Just days after The New York Times reported a leaked memo from the Department of Health and Human Services that defined gender as an immutable biological trait under Title IX law, the University released a statement reaffirming its commitment to protect and advance transgender rights.
The Oct. 24 statement reaffirmed the University’s commitment to foster a diverse, inclusive and welcoming community for all transgender and gender-nonconforming students, faculty and staff. The statement wrote that protections under the University’s policies and Connecticut state law will be unaffected by the Department of Health’s interpretation of Title IX.
“Everyone in the Yale community should be reassured by the University’s reaffirmed commitment to promoting an inclusive environment, and especially by the dedication demonstrated by so many students, staff and faculty around campus to protecting and advancing the rights of trans and gender-nonconforming people,” associate director of the Office of LGBTQ Resources Andrew Dowe told the News.
Dean of Yale College Marvin Chun told the News that he strongly respects and is grateful for the University statement and its reinforcement of existing policy.
Dowe recognised that Yale has a “a long way to go” to achieve complete protection of trans rights on campus and in the world.
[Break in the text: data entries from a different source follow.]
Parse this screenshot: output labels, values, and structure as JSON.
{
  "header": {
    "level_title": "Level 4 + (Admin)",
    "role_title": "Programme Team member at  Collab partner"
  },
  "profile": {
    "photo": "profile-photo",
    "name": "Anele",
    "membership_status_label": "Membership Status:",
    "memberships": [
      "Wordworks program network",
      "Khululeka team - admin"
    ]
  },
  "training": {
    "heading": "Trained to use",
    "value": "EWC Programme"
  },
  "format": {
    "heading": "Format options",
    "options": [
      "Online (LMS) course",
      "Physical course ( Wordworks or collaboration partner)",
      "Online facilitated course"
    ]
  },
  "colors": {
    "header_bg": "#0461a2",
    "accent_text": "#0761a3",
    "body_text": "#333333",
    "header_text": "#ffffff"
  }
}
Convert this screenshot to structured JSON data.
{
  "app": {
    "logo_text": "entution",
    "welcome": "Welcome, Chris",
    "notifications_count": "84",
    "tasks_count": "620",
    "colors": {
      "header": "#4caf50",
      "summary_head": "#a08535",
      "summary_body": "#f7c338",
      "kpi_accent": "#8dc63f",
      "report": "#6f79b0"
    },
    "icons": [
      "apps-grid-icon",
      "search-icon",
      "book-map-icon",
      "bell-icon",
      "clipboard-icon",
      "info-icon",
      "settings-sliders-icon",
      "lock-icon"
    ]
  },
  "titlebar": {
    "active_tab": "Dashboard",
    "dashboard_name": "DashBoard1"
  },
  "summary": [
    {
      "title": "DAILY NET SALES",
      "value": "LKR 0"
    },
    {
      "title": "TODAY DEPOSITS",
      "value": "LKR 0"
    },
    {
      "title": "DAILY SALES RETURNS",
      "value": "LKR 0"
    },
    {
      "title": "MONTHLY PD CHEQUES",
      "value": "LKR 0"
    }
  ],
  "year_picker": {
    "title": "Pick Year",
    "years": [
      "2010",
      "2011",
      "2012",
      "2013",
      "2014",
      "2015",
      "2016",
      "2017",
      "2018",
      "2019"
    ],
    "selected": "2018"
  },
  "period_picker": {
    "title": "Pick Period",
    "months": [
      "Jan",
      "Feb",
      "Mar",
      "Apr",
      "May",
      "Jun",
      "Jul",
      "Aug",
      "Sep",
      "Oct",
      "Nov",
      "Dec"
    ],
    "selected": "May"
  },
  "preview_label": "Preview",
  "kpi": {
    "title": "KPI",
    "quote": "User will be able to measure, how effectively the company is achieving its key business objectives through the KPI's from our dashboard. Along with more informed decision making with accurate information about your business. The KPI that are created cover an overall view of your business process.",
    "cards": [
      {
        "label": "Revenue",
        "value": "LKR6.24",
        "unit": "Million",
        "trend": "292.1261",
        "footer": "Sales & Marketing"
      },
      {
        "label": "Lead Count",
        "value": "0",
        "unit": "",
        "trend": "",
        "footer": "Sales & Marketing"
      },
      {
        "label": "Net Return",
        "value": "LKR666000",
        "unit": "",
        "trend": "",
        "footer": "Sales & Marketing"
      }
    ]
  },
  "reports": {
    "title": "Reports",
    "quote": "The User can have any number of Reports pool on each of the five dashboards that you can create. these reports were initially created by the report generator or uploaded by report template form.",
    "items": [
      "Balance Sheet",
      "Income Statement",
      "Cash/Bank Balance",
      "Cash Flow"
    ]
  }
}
Still, he is “confident” that Yale will dedicate the additional resources necessary to ensure that trans and gender-nonconforming people are able to “thrive on campus and beyond.”
SGH Gavis-Hughson ’19, a student who identifies as a member of the trans community, said Yale’s statement was appreciated.
“I think Yale’s explicit articulation of its commitment to protect trans students, faculty and staff is a necessity because of the uncertainty and fear created for trans people by the memo,” Gavis-Hughson said. “While the existence of trans people is not in question, now or ever, our legal status is and this could have a huge impact on trans safety and livelihood.”
Gavis-Hughson said that making a statement is a starting point towards supporting trans people, but it “can’t be an ending point.” Yale, Gavis-Hughson suggested, ought to make sure healthcare for trans people is accessible and “trans-competent,” and that Yale hire more trans and nonbinary faculty.
The statement also outlined the existing academic resources for trans and nonbinary members of the Yale community, including the Lesbian, Gay, Bisexual and Transgender Studies program, an interdisciplinary committee that offers lectures, conferences and film screenings and provides research grants to students interested in the field of study.
Members of the New Haven community have already rallied against the Department of Health and Services’ potential new memo, which would define gender as an immutable biological trait, as reported by the New York Times. On Oct. 29, over 300 people gathered in the Parish House of the United Church on the Green for a rally in solidarity with the trans and intersex community.
At the rally, Lola Hourihane ’20, president of Trans@Yale, told the News that it was “comforting to … hear people speak about the memo and reaffirm our power to resist it.”
The origin of Lesbian and Gay Studies at Yale can be traced back to 1980.
Jever Mariwala | firstname.lastname@example.org